If you're excited by the prospect of longer, leaner muscles and a more graceful gait, an adult ballet class might have more appeal than the local gym. On the other hand, the learning curve is steep for beginning dancers. It takes time to learn ballet's unique vocabulary and master even basic steps and movement combinations. As you sweat it out in class, keep your eye on the prize. Over time, ballet can help improve your fitness profile.
Ballet training involves, to a greater or lesser degree, all the components of physical fitness -- healthy body composition, cardiovascular endurance, muscular strength, muscular endurance and flexibility -- and of motor fitness: power, speed, agility, balance and coordination. Improving your motor fitness with ballet training can enhance your performance on the soccer field, running track, hockey rink and racquetball court.
The Strength Story
Ballet exercises boost strength throughout your body, from the small intrinsic muscles of your feet to the larger muscles of your back, glutes and calves.
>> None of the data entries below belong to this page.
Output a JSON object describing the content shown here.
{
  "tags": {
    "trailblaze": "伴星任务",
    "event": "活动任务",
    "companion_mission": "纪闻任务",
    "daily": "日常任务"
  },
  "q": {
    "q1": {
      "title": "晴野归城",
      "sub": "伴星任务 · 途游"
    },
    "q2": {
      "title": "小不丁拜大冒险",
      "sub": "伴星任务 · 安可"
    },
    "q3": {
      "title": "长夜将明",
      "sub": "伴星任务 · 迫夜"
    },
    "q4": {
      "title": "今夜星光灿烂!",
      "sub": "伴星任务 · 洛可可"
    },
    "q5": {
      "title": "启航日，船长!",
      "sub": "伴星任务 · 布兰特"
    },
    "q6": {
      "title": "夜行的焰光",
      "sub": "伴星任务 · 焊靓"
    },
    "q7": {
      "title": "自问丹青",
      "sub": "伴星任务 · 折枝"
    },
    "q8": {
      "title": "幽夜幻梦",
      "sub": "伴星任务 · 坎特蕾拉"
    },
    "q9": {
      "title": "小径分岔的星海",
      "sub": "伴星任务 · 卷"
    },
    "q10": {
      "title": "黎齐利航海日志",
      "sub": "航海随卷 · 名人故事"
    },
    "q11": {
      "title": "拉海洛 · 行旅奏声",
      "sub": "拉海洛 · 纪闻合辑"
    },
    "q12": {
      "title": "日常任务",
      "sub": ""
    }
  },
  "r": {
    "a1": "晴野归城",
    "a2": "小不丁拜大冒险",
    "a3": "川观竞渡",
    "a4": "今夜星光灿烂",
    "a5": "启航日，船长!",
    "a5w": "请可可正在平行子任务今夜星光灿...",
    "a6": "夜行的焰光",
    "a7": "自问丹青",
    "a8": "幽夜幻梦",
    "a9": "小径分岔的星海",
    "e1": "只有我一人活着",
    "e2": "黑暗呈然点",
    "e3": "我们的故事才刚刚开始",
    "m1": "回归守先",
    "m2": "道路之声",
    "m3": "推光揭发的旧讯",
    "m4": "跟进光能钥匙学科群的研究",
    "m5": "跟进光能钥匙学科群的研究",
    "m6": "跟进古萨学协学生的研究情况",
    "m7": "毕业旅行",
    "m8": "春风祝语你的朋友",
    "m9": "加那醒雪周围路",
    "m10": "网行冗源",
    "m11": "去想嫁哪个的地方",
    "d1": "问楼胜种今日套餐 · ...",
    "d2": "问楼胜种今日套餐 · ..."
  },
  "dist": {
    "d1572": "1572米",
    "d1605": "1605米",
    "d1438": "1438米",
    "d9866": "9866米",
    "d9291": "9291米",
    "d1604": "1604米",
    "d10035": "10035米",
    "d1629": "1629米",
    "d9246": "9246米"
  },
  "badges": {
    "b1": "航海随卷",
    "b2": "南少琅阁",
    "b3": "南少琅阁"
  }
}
Classical ballet technique involves rising onto the balls of the feet or toes, turning out the leg at the hip socket and sustaining high leg extensions to the front, side and back. Constant repetition of these exercises builds considerable strength in specific areas, most notably in the hip, lower leg, ankle and foot. However, ballet's muscle-building benefits are limited. Ballerinas are notoriously weak in their arms, hamstrings and quads. Indeed, ballet training often leads to strength imbalances that are a risk factor for injury. Recognizing that ballet training alone isn't sufficient to protect them from injury, many ballet dancers work with free weights, attend Pilates classes and engage in other muscle-building activities to beef up their upper-torso, core and upper-leg strength.
Low on Lung Power
A typical ballet class involves short bursts of high-energy combinations that can leave a dancer gasping for air. On the flip side, those frenetic moments in class are interspersed with slower movement combinations and time spent standing still as the teacher demonstrates or offers corrections. A great deal of what happens during class places little demand on a dancer's heart and lungs. As a result, ballet dancers often demonstrate low levels of cardiovascular fitness. Because technique classes alone can't prepare dancers for the higher aerobic demands of rehearsals and performances, dancers often supplement their ballet training with more intense cardio activities, such as running, swimming or using elliptical machines.
Ballet training scores high in terms of developing flexibility, balance, agility and coordination. Over time, ballet's complex movement combinations, quick turns, fast footwork and high leg extensions can improve these aspects of your fitness profile. Even if you're starting ballet as an adult, you can expect to make significant gains in these areas if you're diligent, according to Eliza Gaynor Minden, former dancer and author of "The Ballet Companion.
Getting More Bang
Taking one 45-minute class a week might be great for de-stressing after work, but once-a-week dabbling with degages probably won't bring the hardcore fitness results you want. Improvements in alignment, strength, flexibility and speed take time and consistency. For measurable fitness gains, you'll need to take two or three classes a week over a period of months. When you're in class, maximize your time there by staying focused and paying close attention to your instructor's corrections. Staying after class to stretch, work with resistance tools and practice steps or combinations you find challenging will help boost your fitness level more quickly.